The difference between what you paid for these shares and what they are worth when you move them from your company retirement plan to a brokerage account is called the “unrealized appreciation.” It’s the difference between what the stock is worth today compared to what you paid for it. The NUA amount in your example would be $60,000 ($80,000 minus $20,000).
When the stock is sold, in IRS-speak the appreciation is “realized.” However, instead of paying ordinary income tax on the $60,000 gain, your profit is taxed at the potentially much lower long-term capital gains rate, currently a maximum of 15 percent.
If you still own these shares at the time of your death, the tax due on the $60,000 unrealized appreciation does not disappear. It’s simply postponed until your beneficiary sells the stock. Your children would, however, get a “step-up” in value for any appreciation over and above that amount.
For instance, say the employer stock is sitting in your brokerage account when you die. Over the years it has continued to appreciate in value and now is worth $100,000. Your kids inherit it and want the money.
They would owe $9,000 in long-term capital gains tax on the NUA portion ($60,000 x 15 percent). However, the additional appreciation above the NUA value would be eligible for a step-up in cost basis.
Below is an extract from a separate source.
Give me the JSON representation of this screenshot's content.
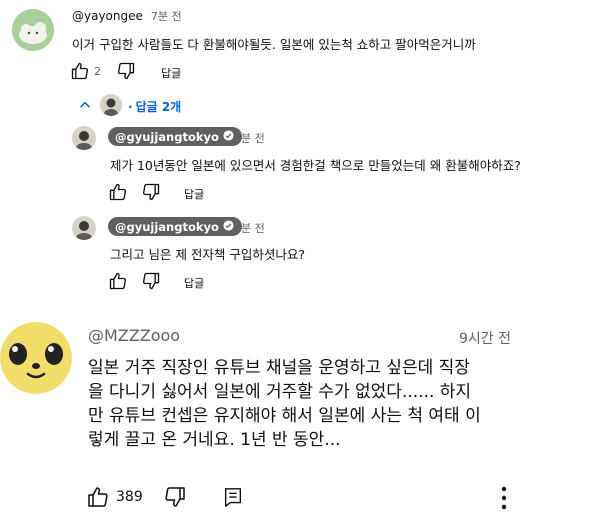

Thus, assuming they sold the stock for $100,000, they would not owe any tax on the additional $20,000 the stock is now worth.
Hope this clears things up,
If you have a question for Gail Buckner and the Your $ Matters column, send them to: email@example.com, along with your name and phone number.